Thursday, November 3, 2016

Science & Technology: Modeling Geothermal Reservoir Development

Numerically simulating production in geothermal reservoirs: application to the Groß Schönebeck deep geothermal facility (European Geosciences Union)

Producing deep geothermal energy involves using a well, which can be several kilometres deep, to extract hot water in the aim of using its heat to generate electricity or for industrial applications.

The well is drilled into what’s called a geothermal reservoir; rock containing empty space, or porosity, which allows the passage or storage of fluids. Sometimes hot water is already sufficiently present within the geothermal reservoir, but often cooler water is pumped into the ground via an injection well in the aim of collecting it once it has been heated. The combined use of an injection and a production well is called a doublet and is a common method of exploiting geothermal energy.
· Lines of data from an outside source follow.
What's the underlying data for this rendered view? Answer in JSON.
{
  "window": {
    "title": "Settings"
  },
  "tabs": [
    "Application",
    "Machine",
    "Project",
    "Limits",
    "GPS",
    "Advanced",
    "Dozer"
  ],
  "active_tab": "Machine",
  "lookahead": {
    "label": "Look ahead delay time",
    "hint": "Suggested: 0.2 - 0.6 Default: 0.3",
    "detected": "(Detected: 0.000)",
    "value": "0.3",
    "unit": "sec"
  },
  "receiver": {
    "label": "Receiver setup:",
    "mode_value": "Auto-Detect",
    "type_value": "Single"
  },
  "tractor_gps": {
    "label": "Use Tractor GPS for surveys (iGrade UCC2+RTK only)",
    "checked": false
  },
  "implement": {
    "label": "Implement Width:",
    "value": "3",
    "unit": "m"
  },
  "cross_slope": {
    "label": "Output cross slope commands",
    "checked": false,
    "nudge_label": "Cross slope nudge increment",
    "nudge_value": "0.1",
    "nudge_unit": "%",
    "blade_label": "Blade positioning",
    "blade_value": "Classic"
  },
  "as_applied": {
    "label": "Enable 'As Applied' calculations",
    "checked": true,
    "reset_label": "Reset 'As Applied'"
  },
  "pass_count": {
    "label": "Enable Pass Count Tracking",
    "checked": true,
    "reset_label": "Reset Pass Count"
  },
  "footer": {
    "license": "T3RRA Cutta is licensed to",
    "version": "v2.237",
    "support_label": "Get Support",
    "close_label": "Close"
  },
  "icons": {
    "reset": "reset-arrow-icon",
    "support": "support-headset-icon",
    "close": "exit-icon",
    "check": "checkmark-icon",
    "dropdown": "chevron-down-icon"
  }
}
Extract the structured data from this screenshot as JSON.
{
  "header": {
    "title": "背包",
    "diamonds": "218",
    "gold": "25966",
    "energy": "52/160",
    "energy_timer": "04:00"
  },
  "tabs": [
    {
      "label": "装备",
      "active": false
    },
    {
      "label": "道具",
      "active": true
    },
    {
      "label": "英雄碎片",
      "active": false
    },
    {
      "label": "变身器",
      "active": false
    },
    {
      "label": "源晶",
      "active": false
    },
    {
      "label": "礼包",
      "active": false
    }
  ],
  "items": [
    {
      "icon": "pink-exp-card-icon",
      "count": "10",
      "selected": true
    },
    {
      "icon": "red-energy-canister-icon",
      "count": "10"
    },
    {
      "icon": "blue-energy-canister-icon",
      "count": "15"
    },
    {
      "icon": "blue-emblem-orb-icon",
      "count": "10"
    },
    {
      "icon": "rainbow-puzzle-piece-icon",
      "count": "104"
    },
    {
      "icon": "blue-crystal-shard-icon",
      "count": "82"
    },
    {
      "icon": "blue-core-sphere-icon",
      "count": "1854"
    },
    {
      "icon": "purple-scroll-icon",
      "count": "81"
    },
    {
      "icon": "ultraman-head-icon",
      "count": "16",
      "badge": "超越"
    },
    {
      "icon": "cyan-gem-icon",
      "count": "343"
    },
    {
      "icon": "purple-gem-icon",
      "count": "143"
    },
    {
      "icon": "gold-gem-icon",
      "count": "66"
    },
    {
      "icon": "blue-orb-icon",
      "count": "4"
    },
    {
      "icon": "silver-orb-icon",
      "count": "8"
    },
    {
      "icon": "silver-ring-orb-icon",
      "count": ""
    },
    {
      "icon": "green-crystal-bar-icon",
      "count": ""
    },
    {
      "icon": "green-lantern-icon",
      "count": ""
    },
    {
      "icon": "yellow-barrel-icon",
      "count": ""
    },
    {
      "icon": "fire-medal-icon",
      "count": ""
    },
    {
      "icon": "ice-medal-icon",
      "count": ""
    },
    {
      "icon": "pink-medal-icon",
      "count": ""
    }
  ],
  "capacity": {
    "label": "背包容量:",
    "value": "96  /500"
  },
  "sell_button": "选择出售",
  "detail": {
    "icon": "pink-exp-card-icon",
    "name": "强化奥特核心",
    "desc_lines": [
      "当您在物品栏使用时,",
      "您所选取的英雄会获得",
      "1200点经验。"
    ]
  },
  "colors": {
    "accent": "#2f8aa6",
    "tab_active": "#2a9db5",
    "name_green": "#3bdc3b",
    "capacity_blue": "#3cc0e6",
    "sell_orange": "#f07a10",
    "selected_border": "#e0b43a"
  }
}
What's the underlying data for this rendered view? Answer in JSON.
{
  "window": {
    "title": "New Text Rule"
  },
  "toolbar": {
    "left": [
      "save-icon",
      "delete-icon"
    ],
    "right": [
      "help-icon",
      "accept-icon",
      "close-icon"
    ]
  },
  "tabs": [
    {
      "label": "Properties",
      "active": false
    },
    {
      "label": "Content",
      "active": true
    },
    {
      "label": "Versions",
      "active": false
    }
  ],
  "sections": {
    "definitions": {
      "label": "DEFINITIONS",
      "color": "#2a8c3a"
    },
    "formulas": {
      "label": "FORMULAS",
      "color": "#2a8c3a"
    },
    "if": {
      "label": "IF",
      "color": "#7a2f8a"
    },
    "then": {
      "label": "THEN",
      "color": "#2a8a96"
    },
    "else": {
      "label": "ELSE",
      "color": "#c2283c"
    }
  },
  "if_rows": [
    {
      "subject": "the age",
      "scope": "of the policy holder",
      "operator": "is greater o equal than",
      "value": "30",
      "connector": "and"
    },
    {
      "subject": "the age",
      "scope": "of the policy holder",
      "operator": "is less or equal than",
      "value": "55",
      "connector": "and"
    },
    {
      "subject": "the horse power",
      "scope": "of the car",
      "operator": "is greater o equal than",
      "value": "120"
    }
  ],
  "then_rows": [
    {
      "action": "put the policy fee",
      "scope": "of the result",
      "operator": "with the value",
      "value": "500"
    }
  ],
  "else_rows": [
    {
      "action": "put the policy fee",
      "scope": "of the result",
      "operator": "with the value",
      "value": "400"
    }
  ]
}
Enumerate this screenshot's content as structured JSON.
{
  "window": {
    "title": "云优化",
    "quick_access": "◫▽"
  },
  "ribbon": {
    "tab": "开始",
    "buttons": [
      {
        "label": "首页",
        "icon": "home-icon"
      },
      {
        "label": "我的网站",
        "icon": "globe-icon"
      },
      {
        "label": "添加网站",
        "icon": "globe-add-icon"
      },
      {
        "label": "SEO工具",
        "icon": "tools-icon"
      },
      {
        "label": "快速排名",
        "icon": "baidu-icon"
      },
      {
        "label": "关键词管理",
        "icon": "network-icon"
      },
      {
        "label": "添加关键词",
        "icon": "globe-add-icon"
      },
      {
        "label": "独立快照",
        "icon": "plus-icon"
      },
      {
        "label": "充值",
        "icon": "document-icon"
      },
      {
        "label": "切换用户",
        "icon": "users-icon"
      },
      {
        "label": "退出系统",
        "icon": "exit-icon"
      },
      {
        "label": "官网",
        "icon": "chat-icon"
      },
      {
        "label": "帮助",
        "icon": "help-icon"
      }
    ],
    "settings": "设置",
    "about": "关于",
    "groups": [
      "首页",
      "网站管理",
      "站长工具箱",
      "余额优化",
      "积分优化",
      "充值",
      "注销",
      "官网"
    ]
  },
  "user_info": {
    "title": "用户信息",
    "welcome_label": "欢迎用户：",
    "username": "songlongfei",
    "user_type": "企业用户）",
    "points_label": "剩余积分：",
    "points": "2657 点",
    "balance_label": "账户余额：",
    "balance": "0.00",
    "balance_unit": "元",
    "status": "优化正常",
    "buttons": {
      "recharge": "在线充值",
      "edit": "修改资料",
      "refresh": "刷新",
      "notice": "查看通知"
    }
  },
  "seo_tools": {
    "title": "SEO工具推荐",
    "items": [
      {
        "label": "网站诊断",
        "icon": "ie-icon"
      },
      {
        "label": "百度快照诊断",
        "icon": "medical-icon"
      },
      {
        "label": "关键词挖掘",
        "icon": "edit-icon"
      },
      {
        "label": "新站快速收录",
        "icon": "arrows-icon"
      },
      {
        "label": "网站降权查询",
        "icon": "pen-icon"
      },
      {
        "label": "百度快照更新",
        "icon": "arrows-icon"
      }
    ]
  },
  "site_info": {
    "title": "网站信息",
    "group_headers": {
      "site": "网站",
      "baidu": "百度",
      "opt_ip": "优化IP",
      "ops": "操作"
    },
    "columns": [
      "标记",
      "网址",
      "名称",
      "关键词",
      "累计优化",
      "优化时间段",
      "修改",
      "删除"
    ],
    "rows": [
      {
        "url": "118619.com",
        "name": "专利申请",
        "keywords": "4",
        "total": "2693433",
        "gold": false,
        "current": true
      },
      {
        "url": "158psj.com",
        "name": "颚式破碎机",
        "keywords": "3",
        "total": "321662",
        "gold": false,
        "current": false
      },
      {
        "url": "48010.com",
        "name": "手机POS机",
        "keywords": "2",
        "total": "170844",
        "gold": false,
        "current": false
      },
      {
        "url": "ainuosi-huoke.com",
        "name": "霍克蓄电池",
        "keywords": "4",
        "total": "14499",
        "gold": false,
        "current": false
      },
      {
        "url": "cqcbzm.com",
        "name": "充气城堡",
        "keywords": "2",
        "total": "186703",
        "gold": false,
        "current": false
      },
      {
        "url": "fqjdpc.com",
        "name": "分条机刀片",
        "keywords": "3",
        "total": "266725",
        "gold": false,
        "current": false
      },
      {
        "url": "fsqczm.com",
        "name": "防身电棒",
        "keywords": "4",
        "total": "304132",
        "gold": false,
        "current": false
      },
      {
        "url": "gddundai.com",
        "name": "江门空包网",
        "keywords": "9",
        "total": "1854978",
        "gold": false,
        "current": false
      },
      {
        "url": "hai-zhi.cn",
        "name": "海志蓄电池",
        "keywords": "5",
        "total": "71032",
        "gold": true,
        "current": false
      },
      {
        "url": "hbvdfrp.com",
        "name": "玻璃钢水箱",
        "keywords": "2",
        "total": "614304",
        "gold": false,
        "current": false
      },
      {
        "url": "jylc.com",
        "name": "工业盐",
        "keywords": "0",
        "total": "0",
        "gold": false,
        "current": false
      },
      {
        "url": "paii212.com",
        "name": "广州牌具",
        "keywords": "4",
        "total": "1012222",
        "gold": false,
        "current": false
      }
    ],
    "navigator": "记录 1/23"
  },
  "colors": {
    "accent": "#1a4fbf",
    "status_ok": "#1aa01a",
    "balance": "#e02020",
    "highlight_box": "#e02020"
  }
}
During the production or it is important to understand what is happening to this water as it is being injected, how much we can expect to get out at the other end and how hot it will be! This involves modelling the movement of the water, the transfer of heat and the mechanical stress and deformation of the rock, all of which are interconnected by coupled, highly non-linear equations.